I was born into an Irish family in Coventry in 1985 and grew up in Stivichall and Earlsdon, going to St Thomas More’s and Bishop Ullathorne, where I was regularly picked last for PE on account of my awful footballing skills. I started training to join the Royal Marines whilst I was at school, and after several medicals I was told my eyesight wasn’t good enough and that I’d need corrective surgery. That, plus the fact that I didn’t get the grades I wanted at A-level, meant that I ended up taking a gap year so I could fund the surgery.
I followed my old man into the family trade of building pools, which his dad had started doing when he moved the family over in the 60s. It was gruelling manual labour but I’ll never forget the satisfaction of seeing what I’d managed to build over the course of each day. I did night courses at the Butts College to get the grades to get into uni, in case surgery was no longer an option for my eyes. As it happens, more medicals followed and by that point they told me I’d need to wait until I was a few years older and had done more tests on my eyes. So, up North I went.
I studied War & Security Studies at The University of Hull. I wanted something vocational and they had a Royal Naval Reserve base there where you could join even if you had poor eyesight, so I did that. I loved my time in the RNR and got to experience a bit of the military career I had always dreamed of and got promoted pretty quick, too. Whilst in Hull, I got heavily involved in local volunteering and eventually ran for president of the student union, which I did for a year. I later served on the board of the NUS, where I pushed for accessible and lifelong education, and fought against higher tuition fees, before winning an internship in Parliament.
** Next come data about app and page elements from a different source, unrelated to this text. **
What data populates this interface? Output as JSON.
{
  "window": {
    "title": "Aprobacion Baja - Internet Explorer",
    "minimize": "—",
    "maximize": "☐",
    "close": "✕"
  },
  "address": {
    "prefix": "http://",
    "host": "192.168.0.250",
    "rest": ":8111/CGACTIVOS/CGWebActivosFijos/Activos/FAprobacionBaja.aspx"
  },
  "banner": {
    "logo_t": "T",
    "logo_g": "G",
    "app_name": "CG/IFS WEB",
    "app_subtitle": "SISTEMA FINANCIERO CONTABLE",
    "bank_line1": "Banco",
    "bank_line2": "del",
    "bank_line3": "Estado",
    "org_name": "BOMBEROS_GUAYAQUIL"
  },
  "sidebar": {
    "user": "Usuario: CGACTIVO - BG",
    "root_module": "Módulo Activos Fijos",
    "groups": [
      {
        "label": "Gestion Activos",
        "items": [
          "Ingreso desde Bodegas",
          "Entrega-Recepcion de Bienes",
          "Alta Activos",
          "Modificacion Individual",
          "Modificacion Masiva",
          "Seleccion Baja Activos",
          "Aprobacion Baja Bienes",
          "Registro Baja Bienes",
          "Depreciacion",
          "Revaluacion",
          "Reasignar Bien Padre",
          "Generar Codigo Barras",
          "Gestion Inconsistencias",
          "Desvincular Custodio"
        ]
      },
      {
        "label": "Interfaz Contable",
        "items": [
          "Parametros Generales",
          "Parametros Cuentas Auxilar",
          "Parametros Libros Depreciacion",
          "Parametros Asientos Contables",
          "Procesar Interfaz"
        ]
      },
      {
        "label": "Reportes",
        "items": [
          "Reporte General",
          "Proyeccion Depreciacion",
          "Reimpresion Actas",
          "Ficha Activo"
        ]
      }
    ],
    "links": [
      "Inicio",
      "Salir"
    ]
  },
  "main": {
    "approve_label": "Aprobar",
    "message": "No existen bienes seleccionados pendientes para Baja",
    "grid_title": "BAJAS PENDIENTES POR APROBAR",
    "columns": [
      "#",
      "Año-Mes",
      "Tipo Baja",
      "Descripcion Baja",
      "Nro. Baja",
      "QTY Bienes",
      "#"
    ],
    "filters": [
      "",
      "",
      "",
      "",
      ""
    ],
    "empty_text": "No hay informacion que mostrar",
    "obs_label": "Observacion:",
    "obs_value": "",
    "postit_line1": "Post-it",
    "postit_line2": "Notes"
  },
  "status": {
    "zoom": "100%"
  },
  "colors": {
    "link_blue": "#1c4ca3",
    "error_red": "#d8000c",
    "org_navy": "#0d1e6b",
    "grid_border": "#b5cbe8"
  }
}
After graduating, I worked in marketing and public affairs whilst I earned the money for the eye surgery, which I eventually had. By that point, my eyes were still so bad that a military career was no longer an option and, having by that point seen first hand how politics can improve people’s lives, I decided to redirect my energies into that. At the 2010 General Election, in the midst of the Expenses Scandal, I ran a campaign across the Midlands to get all candidates to commit to being more honest and open with the public. After that, Parliament itself set up a new outreach service to engage with the public and I was one of the first people brought in to lead engagement across the region.
A big part of that job involved teaching the public how Parliament works, how laws are made and what makes politicians tick; but without the partisan spin. That gave be an appetite to do more, particularly to engage young people in politics and policymaking, in the UK and globally. So I set up my own company, a social enterprise, committed to getting more young people involved and we ended up hosting summits around the world and engaging with real world leaders. During this time I was elected as Vice-Chair of the British Youth Council, which included lobbying for stronger measures to protect young people from cyber-bullying and championing the rights of 16 and 17 year olds to vote, something I still passionately believe in.
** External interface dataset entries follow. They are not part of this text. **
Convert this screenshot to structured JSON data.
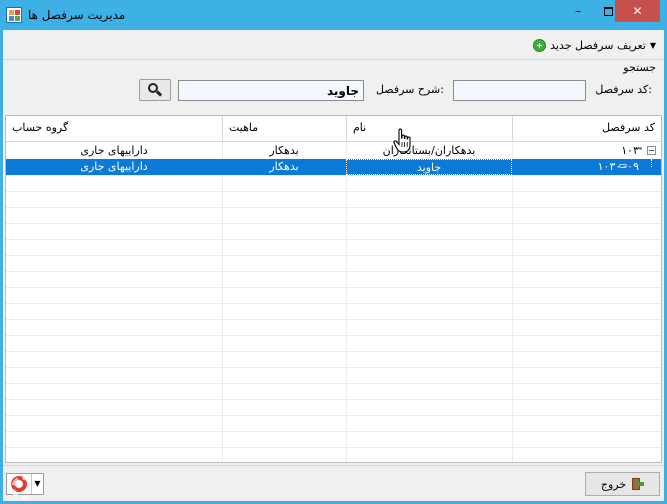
{
  "window": {
    "title": "مدیریت سرفصل ها",
    "minimize_symbol": "–",
    "close_symbol": "✕"
  },
  "toolbar": {
    "new_item_label": "تعریف سرفصل جدید",
    "new_item_icon": "plus-circle-icon",
    "dropdown_arrow": "▼"
  },
  "search": {
    "group_title": "جستجو",
    "code_label": "کد سرفصل:",
    "code_value": "",
    "description_label": "شرح سرفصل:",
    "description_value": "جاوید",
    "button_icon": "search-icon"
  },
  "grid": {
    "columns": {
      "code": "کد سرفصل",
      "name": "نام",
      "nature": "ماهیت",
      "account_group": "گروه حساب"
    },
    "rows": [
      {
        "code": "۱۰۳",
        "name": "بدهکاران/بستانکاران",
        "nature": "بدهکار",
        "account_group": "داراییهای جاری",
        "selected": false
      },
      {
        "code": "۱۰۳۰۰۰۹",
        "name": "جاوید",
        "nature": "بدهکار",
        "account_group": "داراییهای جاری",
        "selected": true
      }
    ]
  },
  "footer": {
    "exit_label": "خروج",
    "help_icon": "lifebuoy-icon",
    "dropdown_arrow": "▼"
  },
  "colors": {
    "titlebar": "#3db0e6",
    "selection": "#0c7ad8",
    "close_button": "#c7504d",
    "input_background": "#f3f7ff"
  }
}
As someone who has campaigned against global poverty for years, and who believes that Britain should be a responsible leader in the world, I decided to move my career in that direction, so I went to work for the Global Poverty Project and then for Bond, the UK body that represents charities working in the developing world. Here, I helped push through the law that ensured the UK kept its promises to the world’s most vulnerable people, whilst improving our own standing in the world. After that, I became the first full-time director of the Rising Global Peace Forum in Coventry, where I brought together different people to discuss different ways of securing peace.
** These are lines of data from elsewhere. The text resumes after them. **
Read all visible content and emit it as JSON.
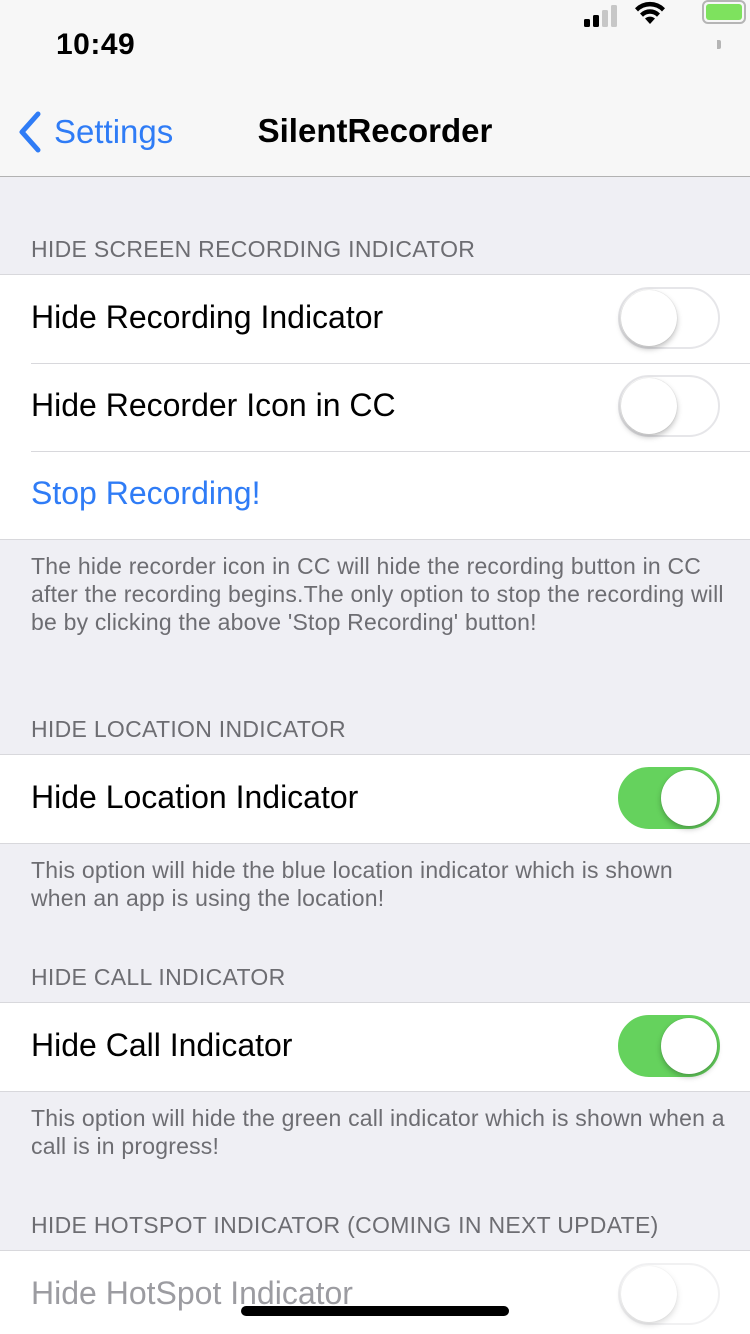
{
  "status_bar": {
    "time": "10:49",
    "signal_icon": "cellular-signal-icon",
    "wifi_icon": "wifi-icon",
    "battery_icon": "battery-icon",
    "battery_color": "#7ee25e"
  },
  "nav": {
    "back_label": "Settings",
    "back_icon": "chevron-left-icon",
    "title": "SilentRecorder",
    "accent_color": "#2f7cf6"
  },
  "sections": {
    "screen_recording": {
      "header": "HIDE SCREEN RECORDING INDICATOR",
      "rows": [
        {
          "label": "Hide Recording Indicator",
          "toggle": false
        },
        {
          "label": "Hide Recorder Icon in CC",
          "toggle": false
        },
        {
          "label": "Stop Recording!"
        }
      ],
      "footer": "The hide recorder icon in CC will hide the recording button in CC after the recording begins.The only option to stop the recording will be by clicking the above 'Stop Recording' button!"
    },
    "location": {
      "header": "HIDE LOCATION INDICATOR",
      "rows": [
        {
          "label": "Hide Location Indicator",
          "toggle": true
        }
      ],
      "footer": "This option will hide the blue location indicator which is shown when an app is using the location!"
    },
    "call": {
      "header": "HIDE CALL INDICATOR",
      "rows": [
        {
          "label": "Hide Call Indicator",
          "toggle": true
        }
      ],
      "footer": "This option will hide the green call indicator which is shown when a call is in progress!"
    },
    "hotspot": {
      "header": "HIDE HOTSPOT INDICATOR (COMING IN NEXT UPDATE)",
      "rows": [
        {
          "label": "Hide HotSpot Indicator",
          "toggle": false,
          "disabled": true
        }
      ]
    }
  },
  "colors": {
    "toggle_on": "#65d25d",
    "background": "#efeff4"
  }
}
I was raised in a family that values knowing where you come from and being decent to people you meet along your way. I have two sisters and one brother, fantastic parents and more uncles, aunts and cousins than I can count. My mum helps people with special needs and disabilities to get by in life, and my dad is a small business owner who has pushed his body to the limit to provide for his family. I have a wonderful wife, who is Italian, and we worry deeply about the longterm affects of short-sighted politics and what could happen if Theresa May doesn’t consider ordinary families when she rushes Brexit. Our two boys are the centre of my entire life and, now that I’m a dad, I’ve never been more invested in ensuring that the society they grow up in is one where the people who make the rules, follow the rules. So, you’ll see that I’ve been all over the place. When I was young, I didn’t set out to get into politics and I’ve never been interested in climbing the greasy pole. I didn’t fall in love with politics, I was pushed. And now I’m ready to jump into something bigger, in the hope that I can help more people. I will only ever serve the people of this this constituency, which I am proud to call my home. It’s time Labour and the Conservatives stopped taking Coventry for granted. That’s why Coventry North West deserves an MP who is loyal, local and looking out for you.